In a statement about the symposium, SCI-Arc Design Faculty and Postgraduate Programs Coordinator David Ruy explains, “As SCI-Arc EDGE, Center for Advanced Studies in Architecture concludes, we’ve been thrilled to observe and reflect upon notable achievements and research trends pursued by our students this year.”
He describes each program’s developments and contributions, noting that Architectural Technologies, led by Marcelo Spina, explored experimental methods using AI and machine vision. “I’m proud to say,” comments Ruy, “that the program is leading the way in design culture with these new technologies, much of which will become commonplace in the future.”
This year, Architectural Technologies students were tasked with investigating how new technological paradigms emerging from advanced computation, automation, artificial intelligence, machine vision, and augmented reality might alter the way we inhabit space and developed design projects which experimented with material, environmental, aesthetic, and cultural implications.
Some exciting recent developments within SCI-Arc EDGE include the announcement that SCI-Arc founding member Thom Mayne will assume leadership of its Design of Cities program this fall. Ruy discusses how Design of Cities students produced provocative research into extraterritorial urban phenomena in the transitional year ahead of Mayne taking over the program. “I’m excited to see how the topics will evolve under his leadership,” he continues.
Design of Cities projects explored the emerging phenomenon of extraterritoriality and urbanism in a post-nation-state society. Free economic zones, platform economies, and mitigation strategies of the Anthropocene were examined as alternative concepts for the contemporary city.

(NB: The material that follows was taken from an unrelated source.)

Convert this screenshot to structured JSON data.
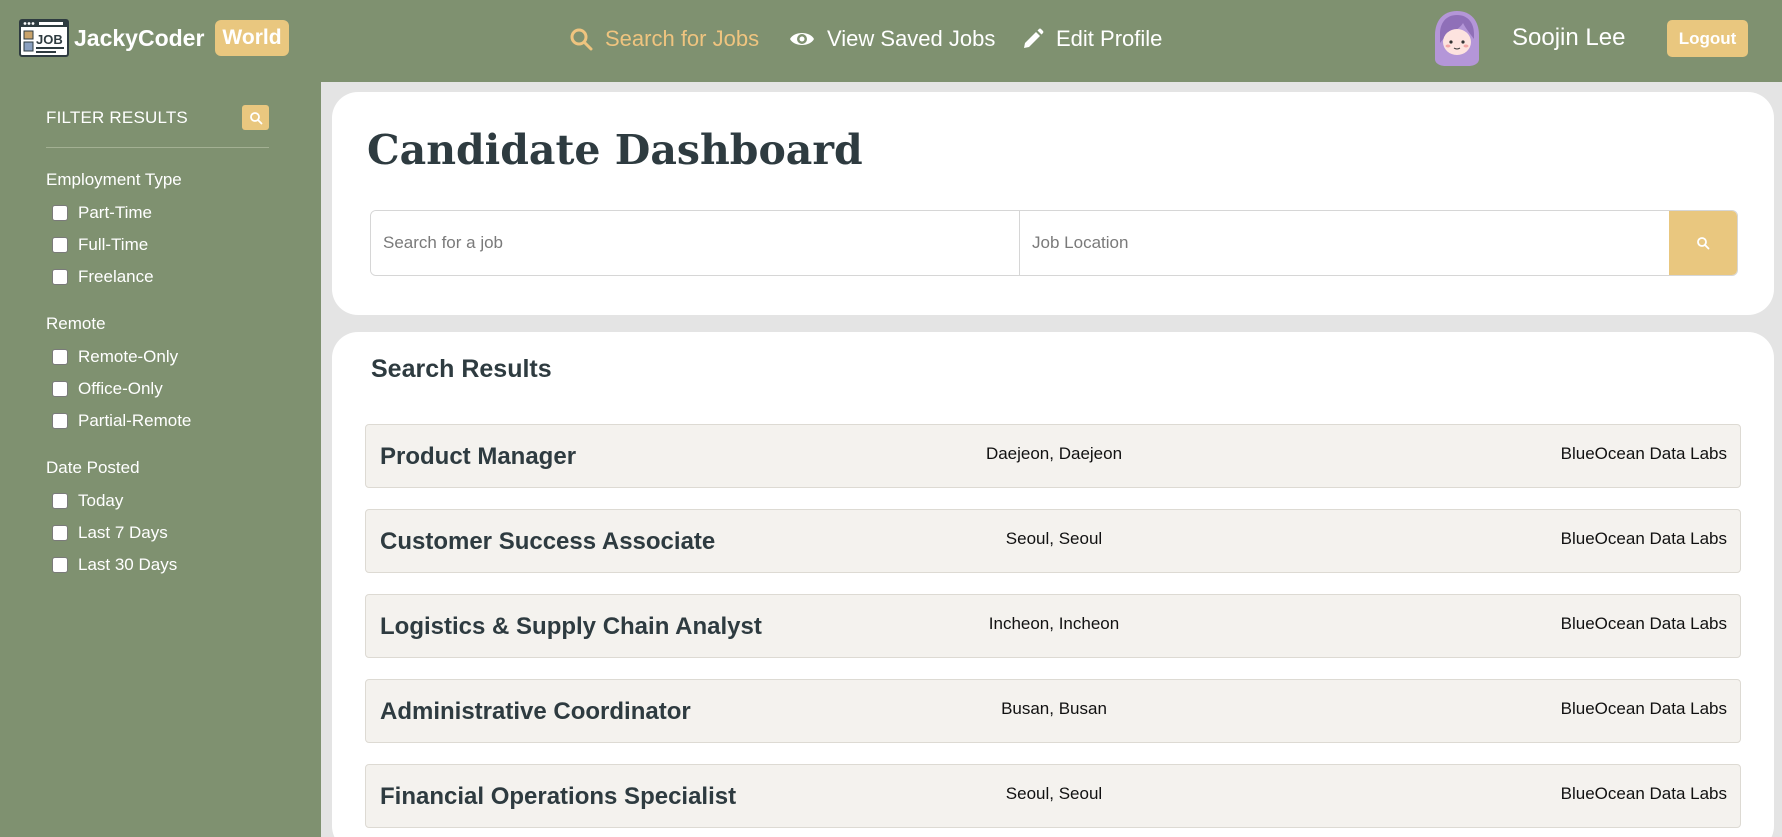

SCI-Arc’s Fiction and Entertainment students engaged the techniques of film, animation, and gaming to imagine and visualize alternative worlds and tell new kinds of stories about the emerging conditions of the twenty-first century. Projects of note featured new experiments with VR, gaming platforms as media for the delivery of content, as well as always-outstanding short films the program continues to produce.

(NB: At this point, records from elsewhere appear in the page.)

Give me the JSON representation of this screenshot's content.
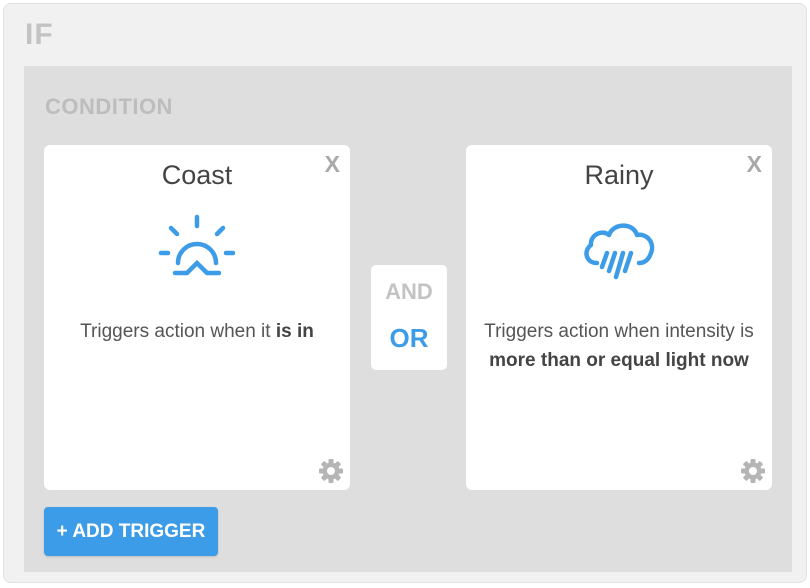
{
  "section_title": "IF",
  "condition": {
    "title": "CONDITION",
    "cards": [
      {
        "title": "Coast",
        "close_label": "X",
        "icon": "sunrise-icon",
        "desc_prefix": "Triggers action when it ",
        "desc_bold": "is in"
      },
      {
        "title": "Rainy",
        "close_label": "X",
        "icon": "rain-cloud-icon",
        "desc_prefix": "Triggers action when intensity is ",
        "desc_bold": "more than or equal light now"
      }
    ],
    "logic": {
      "and_label": "AND",
      "or_label": "OR",
      "selected": "OR"
    },
    "add_trigger_label": "+ ADD TRIGGER"
  },
  "colors": {
    "accent": "#3d9ce8",
    "muted_heading": "#c3c3c3",
    "panel_bg": "#dedede"
  }
}
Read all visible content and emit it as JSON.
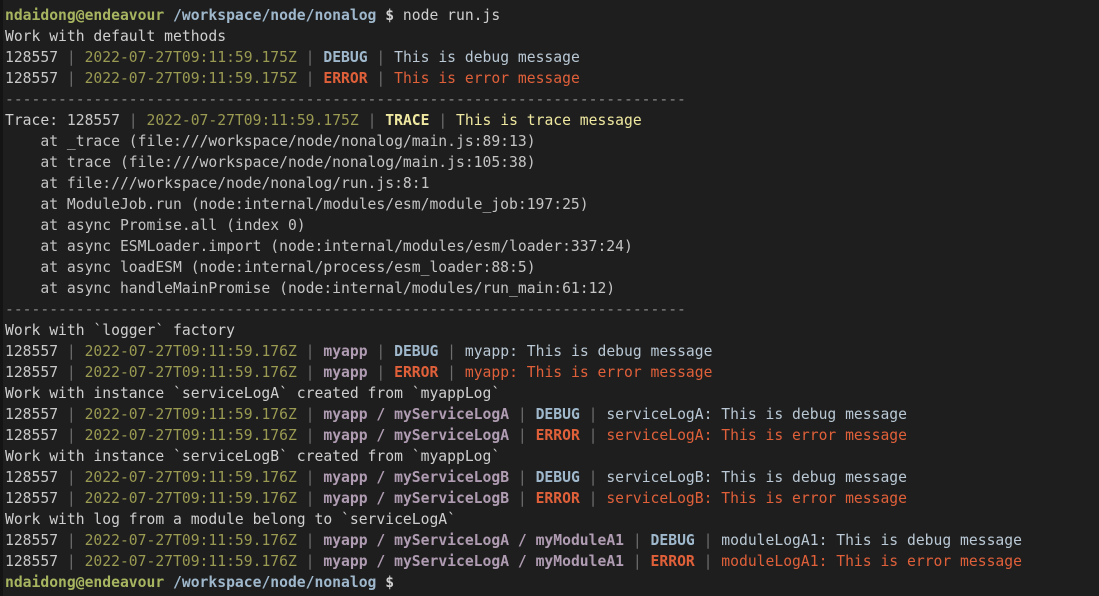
{
  "terminal": {
    "background": "#1e1e1e",
    "prompt": {
      "user_host": "ndaidong@endeavour",
      "path": "/workspace/node/nonalog",
      "symbol": "$",
      "command": " node run.js"
    },
    "colors": {
      "plain": "#cfcfcf",
      "timestamp": "#9a9a52",
      "pipe": "#6e6e6e",
      "debug": "#9fb8cc",
      "error": "#e0603a",
      "trace": "#efe8a0",
      "namespace": "#b09cb2",
      "user": "#a8b560",
      "path": "#9fb8cc"
    },
    "separator": "-----------------------------------------------------------------------------",
    "lines": [
      {
        "id": "prompt-line-top",
        "type": "prompt",
        "user_host": "ndaidong@endeavour",
        "path": "/workspace/node/nonalog",
        "symbol": "$",
        "command": " node run.js"
      },
      {
        "id": "section-default-methods",
        "type": "plain",
        "text": "Work with default methods"
      },
      {
        "id": "log-default-debug",
        "type": "log",
        "pid": "128557",
        "timestamp": "2022-07-27T09:11:59.175Z",
        "namespace": "",
        "level": "DEBUG",
        "message": "This is debug message"
      },
      {
        "id": "log-default-error",
        "type": "log",
        "pid": "128557",
        "timestamp": "2022-07-27T09:11:59.175Z",
        "namespace": "",
        "level": "ERROR",
        "message": "This is error message"
      },
      {
        "id": "separator-1",
        "type": "separator",
        "text": "-----------------------------------------------------------------------------"
      },
      {
        "id": "log-trace-header",
        "type": "trace",
        "prefix": "Trace: ",
        "pid": "128557",
        "timestamp": "2022-07-27T09:11:59.175Z",
        "level": "TRACE",
        "message": "This is trace message"
      },
      {
        "id": "stack-1",
        "type": "stack",
        "text": "    at _trace (file:///workspace/node/nonalog/main.js:89:13)"
      },
      {
        "id": "stack-2",
        "type": "stack",
        "text": "    at trace (file:///workspace/node/nonalog/main.js:105:38)"
      },
      {
        "id": "stack-3",
        "type": "stack",
        "text": "    at file:///workspace/node/nonalog/run.js:8:1"
      },
      {
        "id": "stack-4",
        "type": "stack",
        "text": "    at ModuleJob.run (node:internal/modules/esm/module_job:197:25)"
      },
      {
        "id": "stack-5",
        "type": "stack",
        "text": "    at async Promise.all (index 0)"
      },
      {
        "id": "stack-6",
        "type": "stack",
        "text": "    at async ESMLoader.import (node:internal/modules/esm/loader:337:24)"
      },
      {
        "id": "stack-7",
        "type": "stack",
        "text": "    at async loadESM (node:internal/process/esm_loader:88:5)"
      },
      {
        "id": "stack-8",
        "type": "stack",
        "text": "    at async handleMainPromise (node:internal/modules/run_main:61:12)"
      },
      {
        "id": "separator-2",
        "type": "separator",
        "text": "-----------------------------------------------------------------------------"
      },
      {
        "id": "section-logger-factory",
        "type": "plain",
        "text": "Work with `logger` factory"
      },
      {
        "id": "log-myapp-debug",
        "type": "log",
        "pid": "128557",
        "timestamp": "2022-07-27T09:11:59.176Z",
        "namespace": "myapp",
        "level": "DEBUG",
        "message": "myapp: This is debug message"
      },
      {
        "id": "log-myapp-error",
        "type": "log",
        "pid": "128557",
        "timestamp": "2022-07-27T09:11:59.176Z",
        "namespace": "myapp",
        "level": "ERROR",
        "message": "myapp: This is error message"
      },
      {
        "id": "section-servicelog-a",
        "type": "plain",
        "text": "Work with instance `serviceLogA` created from `myappLog`"
      },
      {
        "id": "log-servicea-debug",
        "type": "log",
        "pid": "128557",
        "timestamp": "2022-07-27T09:11:59.176Z",
        "namespace": "myapp / myServiceLogA",
        "level": "DEBUG",
        "message": "serviceLogA: This is debug message"
      },
      {
        "id": "log-servicea-error",
        "type": "log",
        "pid": "128557",
        "timestamp": "2022-07-27T09:11:59.176Z",
        "namespace": "myapp / myServiceLogA",
        "level": "ERROR",
        "message": "serviceLogA: This is error message"
      },
      {
        "id": "section-servicelog-b",
        "type": "plain",
        "text": "Work with instance `serviceLogB` created from `myappLog`"
      },
      {
        "id": "log-serviceb-debug",
        "type": "log",
        "pid": "128557",
        "timestamp": "2022-07-27T09:11:59.176Z",
        "namespace": "myapp / myServiceLogB",
        "level": "DEBUG",
        "message": "serviceLogB: This is debug message"
      },
      {
        "id": "log-serviceb-error",
        "type": "log",
        "pid": "128557",
        "timestamp": "2022-07-27T09:11:59.176Z",
        "namespace": "myapp / myServiceLogB",
        "level": "ERROR",
        "message": "serviceLogB: This is error message"
      },
      {
        "id": "section-module-log",
        "type": "plain",
        "text": "Work with log from a module belong to `serviceLogA`"
      },
      {
        "id": "log-modulea1-debug",
        "type": "log",
        "pid": "128557",
        "timestamp": "2022-07-27T09:11:59.176Z",
        "namespace": "myapp / myServiceLogA / myModuleA1",
        "level": "DEBUG",
        "message": "moduleLogA1: This is debug message"
      },
      {
        "id": "log-modulea1-error",
        "type": "log",
        "pid": "128557",
        "timestamp": "2022-07-27T09:11:59.176Z",
        "namespace": "myapp / myServiceLogA / myModuleA1",
        "level": "ERROR",
        "message": "moduleLogA1: This is error message"
      },
      {
        "id": "prompt-line-bottom",
        "type": "prompt",
        "user_host": "ndaidong@endeavour",
        "path": "/workspace/node/nonalog",
        "symbol": "$",
        "command": ""
      }
    ]
  }
}
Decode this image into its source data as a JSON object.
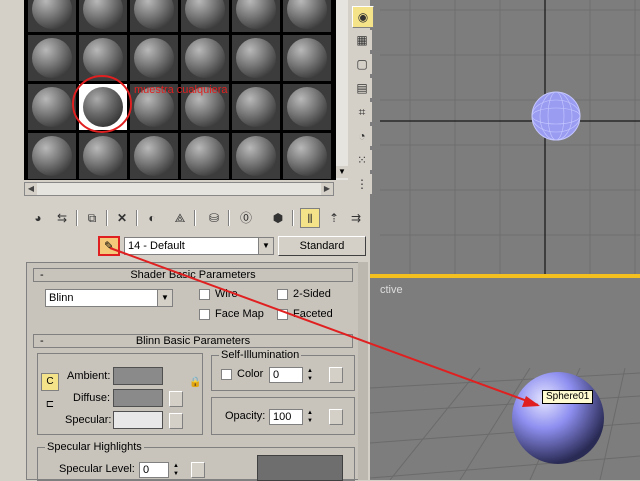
{
  "annotation": {
    "label": "muestra cualquiera",
    "color": "#e02020"
  },
  "material": {
    "name": "14 - Default",
    "type_button": "Standard"
  },
  "shader_basic": {
    "title": "Shader Basic Parameters",
    "collapse": "-",
    "shader": "Blinn",
    "options": [
      "Wire",
      "2-Sided",
      "Face Map",
      "Faceted"
    ]
  },
  "blinn_basic": {
    "title": "Blinn Basic Parameters",
    "collapse": "-",
    "ambient_label": "Ambient:",
    "diffuse_label": "Diffuse:",
    "specular_label": "Specular:",
    "self_illum_title": "Self-Illumination",
    "color_label": "Color",
    "color_value": "0",
    "opacity_label": "Opacity:",
    "opacity_value": "100"
  },
  "specular_highlights": {
    "title": "Specular Highlights",
    "level_label": "Specular Level:",
    "level_value": "0"
  },
  "viewport": {
    "active_text": "ctive",
    "object_label": "Sphere01",
    "highlight_color": "#f3c020"
  },
  "colors": {
    "ui_bg": "#d4d0c8",
    "viewport_bg": "#7d7d7d",
    "sphere_blue": "#8e8ff0"
  }
}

“Coordinated by Liam Young,” elaborates Ruy, “Fiction and Entertainment is a program that only continues to mature, as evidenced by the phenomenal quality of the work produced this year.”
Concerned with questions regarding what constitutes an academic architectural career and how it should be defined, Design Theory and Pedagogy graduates led by Coordinator Marcelyn Gow, presented the final iterations of the design education briefs developed over three semesters to a panel of reviewers comprised of SCI-Arc faculty and visiting guest critics.
“Design Theory and Pedagogy broke out this year in surprising directions and collaborated in significant ways with other institutions,” says Ruy. Projects he mentions include Viviano Villarreal-Bueron’s live pedagogical incubator at ESADI in Monterrey, Mexico, and Juan Rincon’s collaborative curation of the Sweet Harmony exhibition at Saatchi Gallery in London this summer.
“We’re proud that the work being developed at SCI-Arc EDGE can have such an impact in the larger culture,” says Ruy. “We’ll continue to build on these successes as the programs continue to evolve.”
Speculations at the Edge will run through September 15 at the A+D Museum.